    • does not by design or intention introduce energy into a subject; and
    • is not used as a diagnostic procedure without confirmation by another medically established diagnostic product or procedure;
    • For a diagnostic device, IRB approval is required and no Investigational Device Exemption application must be made to the FDA. In addition, the IRB is not required to make any further determinations related to risk at the time of approval.
  3. * Noninvasive when applied to a diagnostic device or procedure, means one that DOES NOT by design or intention:

    • Penetrate or pierce the skin or mucous membranes of the body, the ocular cavity, or the urethra, or enter the ear beyond the external auditory canal, the nose beyond the nares, the mouth beyond the pharynx, the anal canal beyond the rectum, or the vagina beyond the cervical os.
    • Blood sampling that involves simple venipuncture is considered noninvasive, and the use of surplus samples of body fluids or tissues that are left over from samples taken for non-investigational purposes is also considered noninvasive.
    Additional guidance for an in vitro diagnostic device studies can be found in "Regulating In Vitro Diagnostic Device (IVD) Studies."Regulating In Vitro Diagnostic Device (IVD) Studies."

  4. consumer preference testing, testing of a modification, or testing of a combination of devices if the device(s) are legally marketed device(s) [that is, the devices have an approved PMA, cleared Premarket Notification 510(k), or are exempt from 510(k)] AND if the testing is not for the purpose of determining safety or effectiveness and does not put subjects at risk;

  5. a device intended solely for veterinary use;

  6. a device shipped solely for research with laboratory animals and contains the labeling "CAUTION – Device for investigational use in laboratory animals or other tests that do not involve human subjects."

  7. a custom device
  8. According to 21CFR812.2(c) (7) a custom device as defined in 812.3(b) is exempt unless the device is being used to determine safety or effectiveness for commercial distribution.  A custom device means a device that:

      (1) Necessarily deviates from devices generally available or from an applicable performance standard or premarket approval requirement in order to comply with the order of an individual physician or dentist;
      (2) Is not generally available to, or generally used by, other physicians or dentists;
      (3) Is not generally available in finished form for purchase or for dispensing upon prescription;
      (4) Is not offered for commercial distribution through labeling or advertising; and
      (5) Is intended for use by an individual patient named in the order of a physician or dentist, and is to be made in a specific form for that patient, or is intended to meet the special needs of the physician or dentist in the course of professional practice.

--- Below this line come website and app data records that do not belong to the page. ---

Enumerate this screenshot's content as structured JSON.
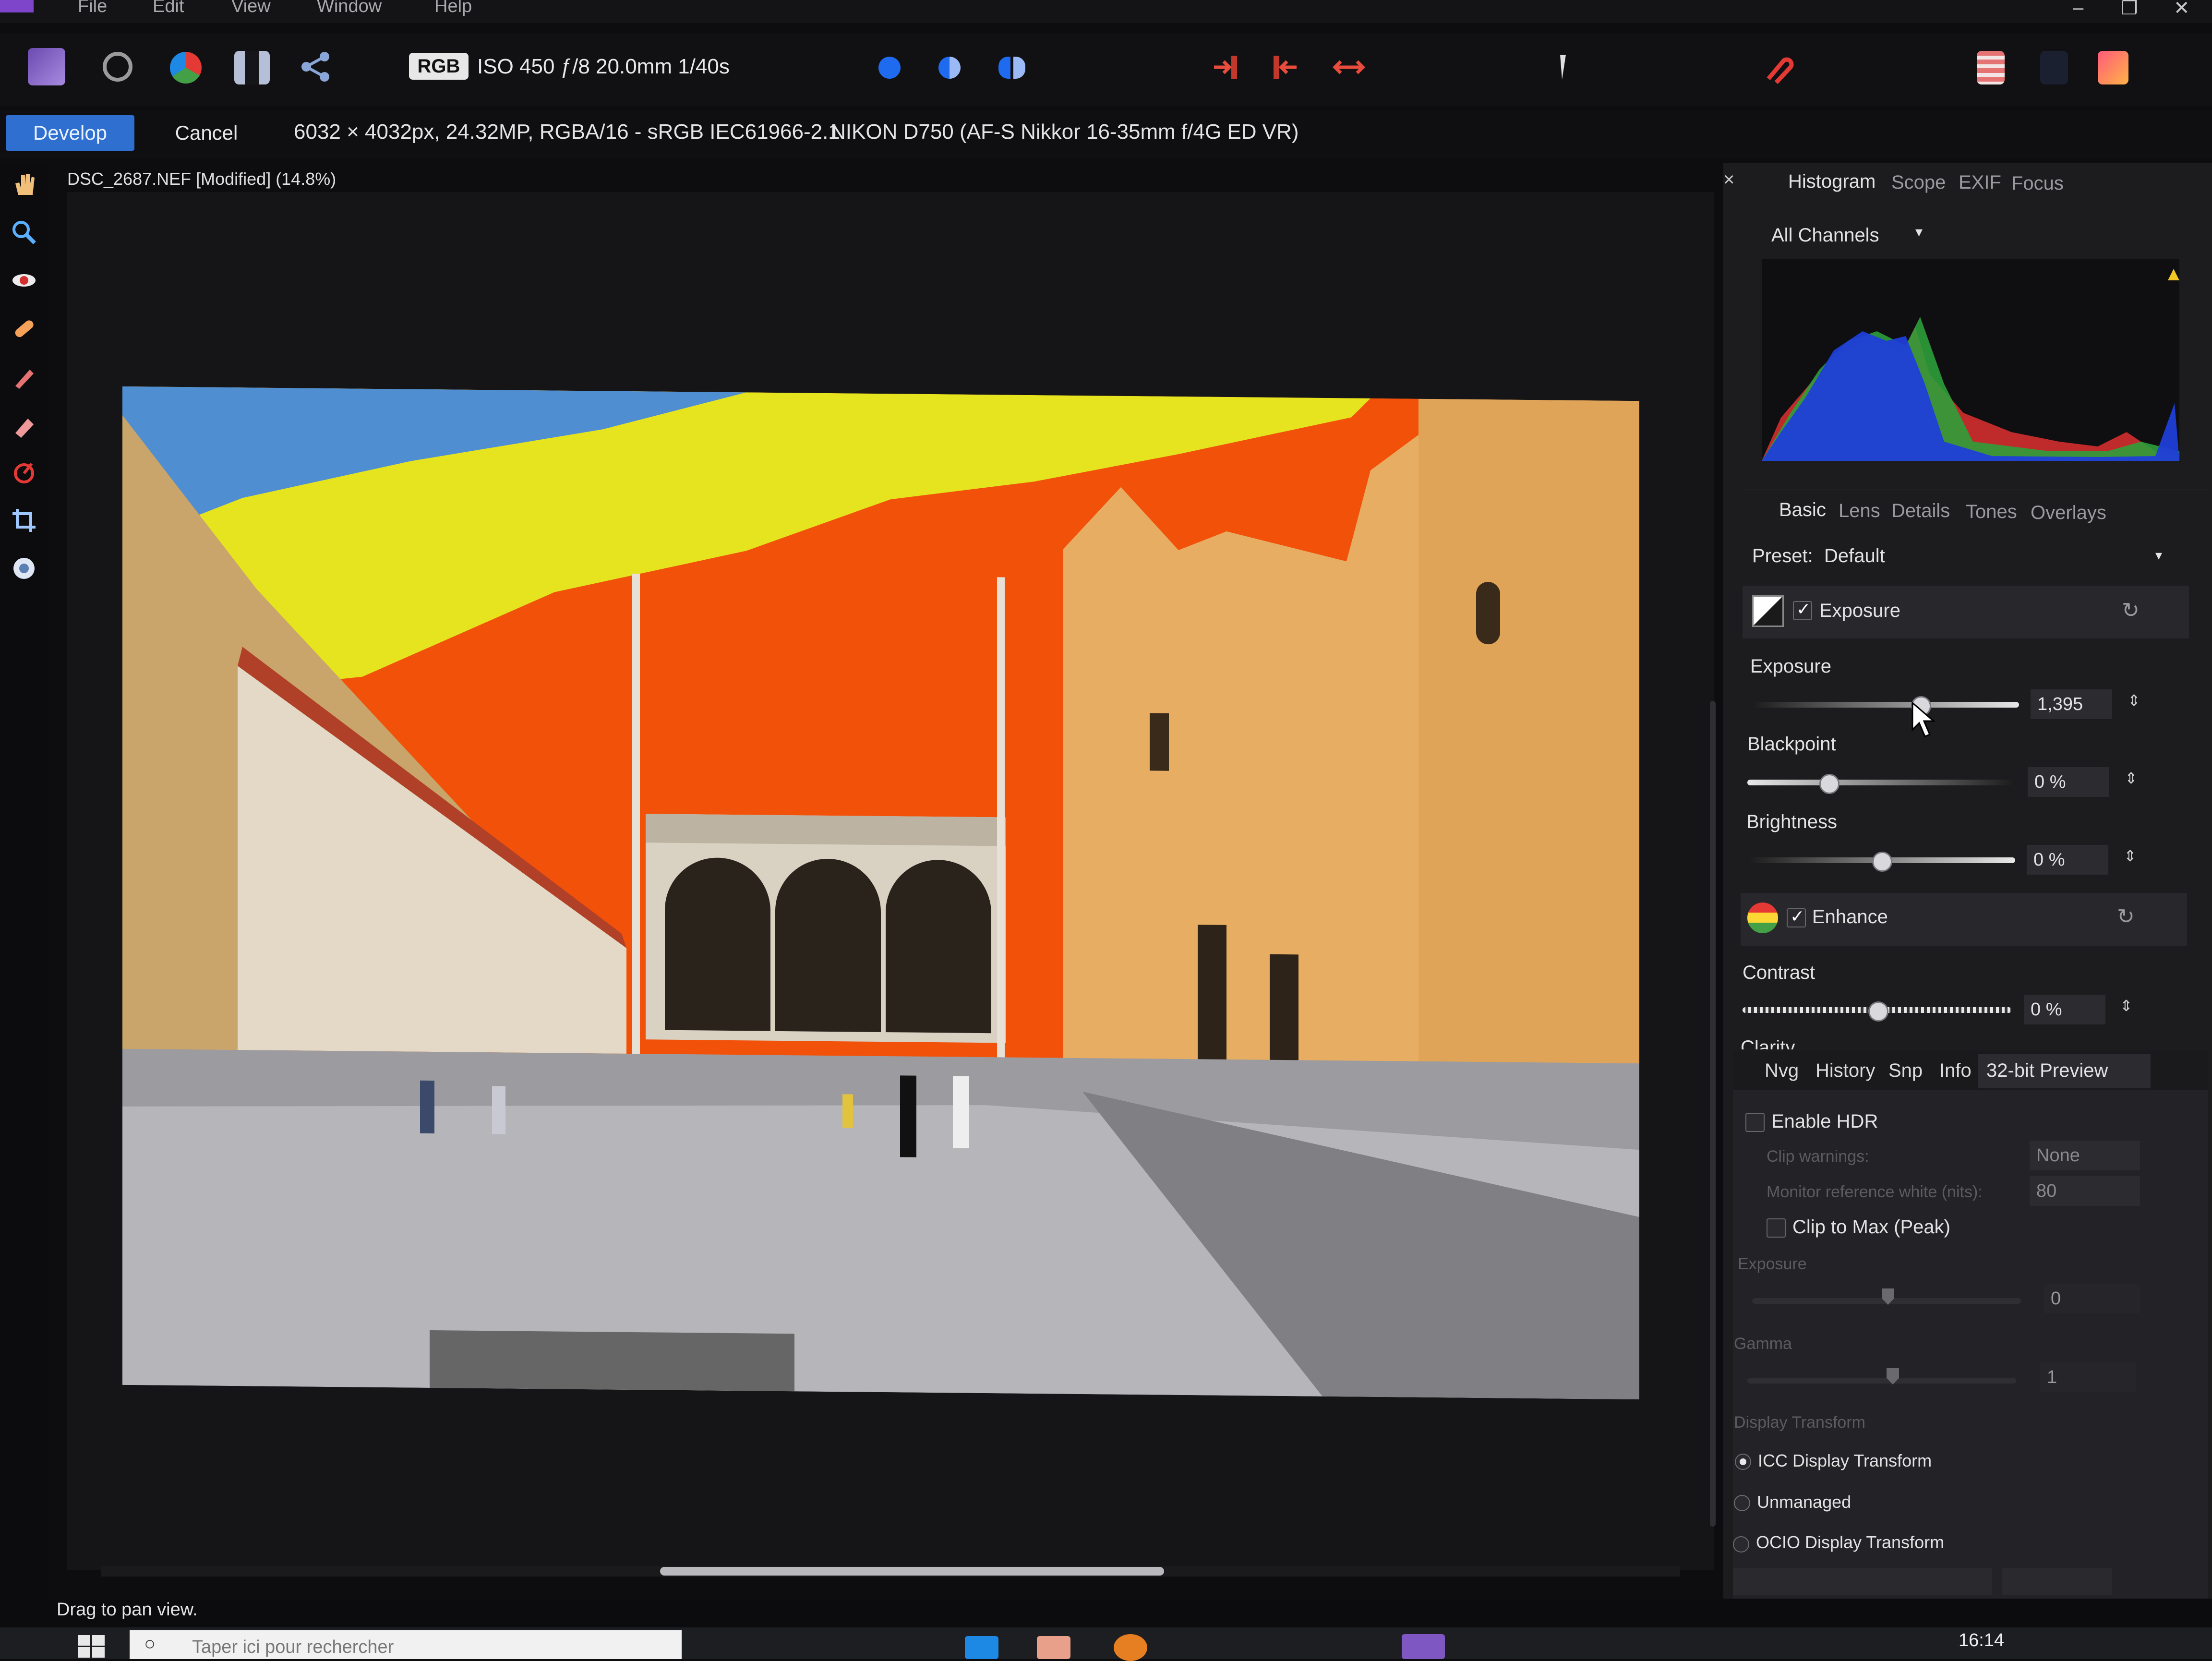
{
  "menu": {
    "items": [
      "File",
      "Edit",
      "View",
      "Window",
      "Help"
    ]
  },
  "context": {
    "develop_label": "Develop",
    "cancel_label": "Cancel",
    "image_info": "6032 × 4032px, 24.32MP, RGBA/16 - sRGB IEC61966-2.1",
    "camera_info": "NIKON D750 (AF-S Nikkor 16-35mm f/4G ED VR)"
  },
  "toolbar": {
    "colorspace_badge": "RGB",
    "exif_summary": "ISO 450 ƒ/8 20.0mm 1/40s"
  },
  "document": {
    "title": "DSC_2687.NEF [Modified] (14.8%)"
  },
  "histogram_panel": {
    "close_glyph": "×",
    "tabs": [
      "Histogram",
      "Scope",
      "EXIF",
      "Focus"
    ],
    "channel": "All Channels"
  },
  "adjust_panel": {
    "tabs": [
      "Basic",
      "Lens",
      "Details",
      "Tones",
      "Overlays"
    ],
    "preset_label": "Preset:",
    "preset_value": "Default",
    "exposure_section": {
      "title": "Exposure",
      "enabled": true
    },
    "sliders": [
      {
        "name": "Exposure",
        "value_text": "1,395",
        "position": 0.63
      },
      {
        "name": "Blackpoint",
        "value_text": "0 %",
        "position": 0.3
      },
      {
        "name": "Brightness",
        "value_text": "0 %",
        "position": 0.5
      }
    ],
    "enhance_section": {
      "title": "Enhance",
      "enabled": true
    },
    "contrast": {
      "name": "Contrast",
      "value_text": "0 %",
      "position": 0.5
    },
    "clarity_label": "Clarity"
  },
  "preview_panel": {
    "tabs": [
      "Nvg",
      "History",
      "Snp",
      "Info",
      "32-bit Preview"
    ],
    "enable_hdr_label": "Enable HDR",
    "clip_warnings_label": "Clip warnings:",
    "clip_warnings_value": "None",
    "monitor_white_label": "Monitor reference white (nits):",
    "monitor_white_value": "80",
    "clip_to_max_label": "Clip to Max (Peak)",
    "exposure_label": "Exposure",
    "exposure_value": "0",
    "gamma_label": "Gamma",
    "gamma_value": "1",
    "display_transform_label": "Display Transform",
    "transforms": [
      {
        "label": "ICC Display Transform",
        "selected": true
      },
      {
        "label": "Unmanaged",
        "selected": false
      },
      {
        "label": "OCIO Display Transform",
        "selected": false
      }
    ]
  },
  "status": {
    "hint": "Drag to pan view."
  },
  "taskbar": {
    "search_placeholder": "Taper ici pour rechercher",
    "time": "16:14"
  },
  "colors": {
    "accent": "#2f6fd0",
    "sky_yellow": "#e6e41e",
    "sky_orange": "#f2510a",
    "sky_blue": "#4f8ed0"
  }
}
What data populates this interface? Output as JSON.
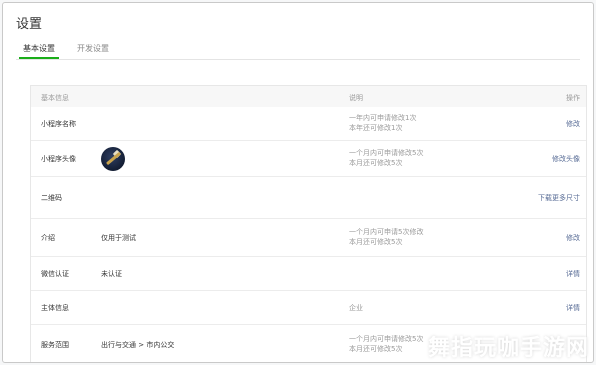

    Depending upon the nature of the investigation, those studies which are exempt from the requirements of the IDE regulation may or may not be exempt from the requirements for IRB review and approval under Part 56 and the requirements for obtaining informed consent under Part 50. For guidance regarding the applicability of these regulations with respect to investigations being conducted under the provisions of §812.2(c), contact the IDE Staff at (301) 594-1190.

    For a custom device, IRB approval is required as this would also not meet the definition of human subject research under 45CFR46.